━━━━━ Data to process ━━━━━

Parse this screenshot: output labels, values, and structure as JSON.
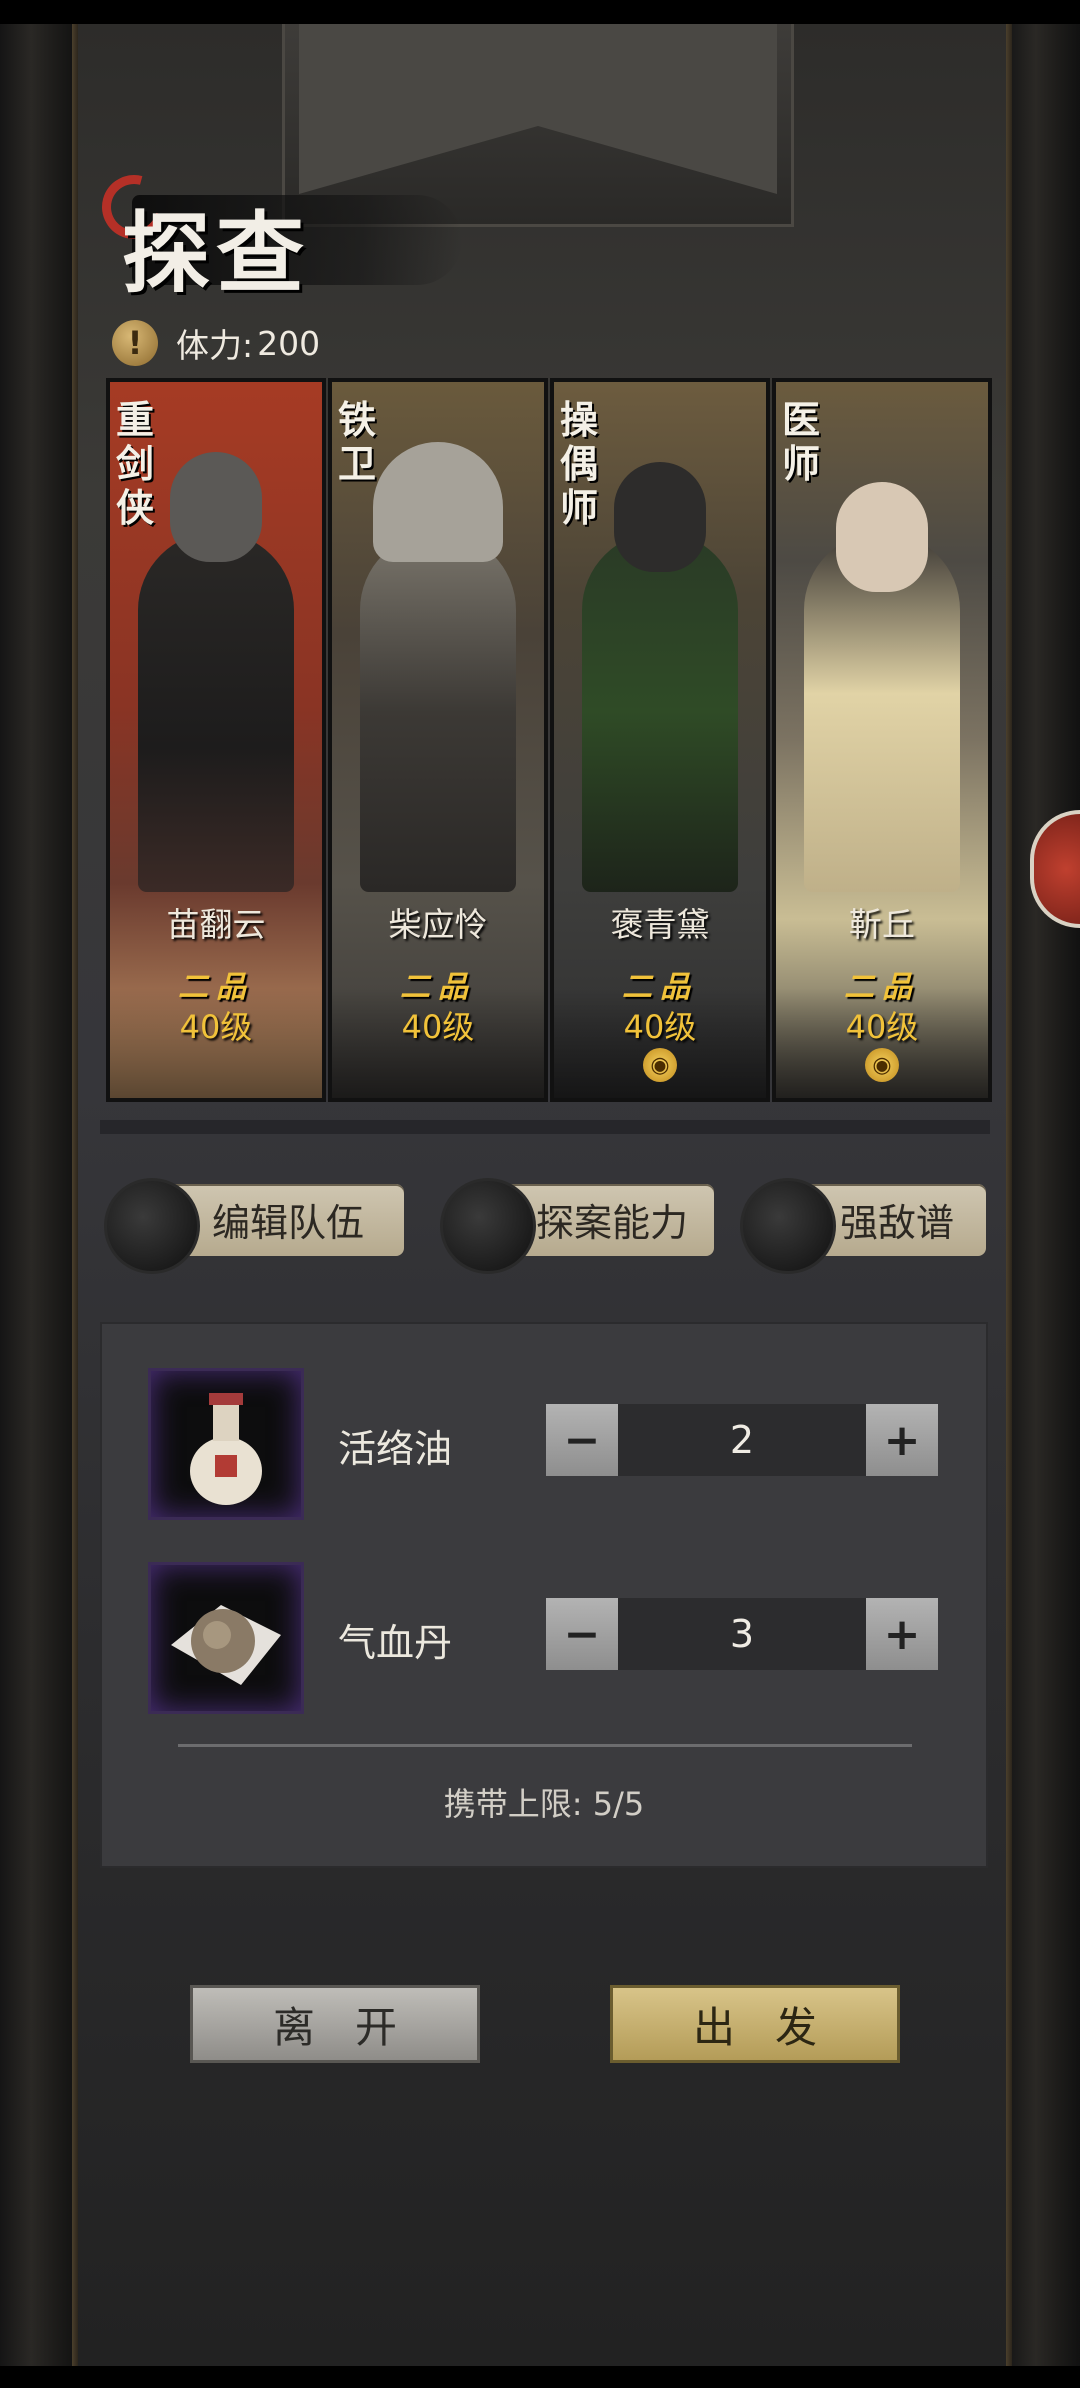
{
  "page": {
    "title": "探查"
  },
  "stamina": {
    "label": "体力:",
    "value": "200"
  },
  "heroes": [
    {
      "role": "重剑侠",
      "name": "苗翻云",
      "rank": "二品",
      "level": "40级",
      "has_badge": false
    },
    {
      "role": "铁卫",
      "name": "柴应怜",
      "rank": "二品",
      "level": "40级",
      "has_badge": false
    },
    {
      "role": "操偶师",
      "name": "褒青黛",
      "rank": "二品",
      "level": "40级",
      "has_badge": true
    },
    {
      "role": "医师",
      "name": "靳丘",
      "rank": "二品",
      "level": "40级",
      "has_badge": true
    }
  ],
  "actions": {
    "edit_team": "编辑队伍",
    "investigate_ability": "探案能力",
    "enemy_list": "强敌谱"
  },
  "items": [
    {
      "name": "活络油",
      "quantity": "2",
      "icon": "potion-bottle-icon"
    },
    {
      "name": "气血丹",
      "quantity": "3",
      "icon": "pill-icon"
    }
  ],
  "stepper": {
    "minus": "−",
    "plus": "+"
  },
  "carry_limit": {
    "label": "携带上限:",
    "value": "5/5"
  },
  "buttons": {
    "leave": "离开",
    "depart": "出发"
  },
  "colors": {
    "gold": "#f1c23a",
    "accent_red": "#b53027",
    "item_frame": "#4b2f7a"
  }
}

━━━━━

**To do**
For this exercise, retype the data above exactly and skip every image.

**Response area**
Parse this screenshot: output labels, values, and structure as JSON.
{
  "page": {
    "title": "探查"
  },
  "stamina": {
    "label": "体力:",
    "value": "200"
  },
  "heroes": [
    {
      "role": "重剑侠",
      "name": "苗翻云",
      "rank": "二品",
      "level": "40级",
      "has_badge": false
    },
    {
      "role": "铁卫",
      "name": "柴应怜",
      "rank": "二品",
      "level": "40级",
      "has_badge": false
    },
    {
      "role": "操偶师",
      "name": "褒青黛",
      "rank": "二品",
      "level": "40级",
      "has_badge": true
    },
    {
      "role": "医师",
      "name": "靳丘",
      "rank": "二品",
      "level": "40级",
      "has_badge": true
    }
  ],
  "actions": {
    "edit_team": "编辑队伍",
    "investigate_ability": "探案能力",
    "enemy_list": "强敌谱"
  },
  "items": [
    {
      "name": "活络油",
      "quantity": "2",
      "icon": "potion-bottle-icon"
    },
    {
      "name": "气血丹",
      "quantity": "3",
      "icon": "pill-icon"
    }
  ],
  "stepper": {
    "minus": "−",
    "plus": "+"
  },
  "carry_limit": {
    "label": "携带上限:",
    "value": "5/5"
  },
  "buttons": {
    "leave": "离开",
    "depart": "出发"
  },
  "colors": {
    "gold": "#f1c23a",
    "accent_red": "#b53027",
    "item_frame": "#4b2f7a"
  }
}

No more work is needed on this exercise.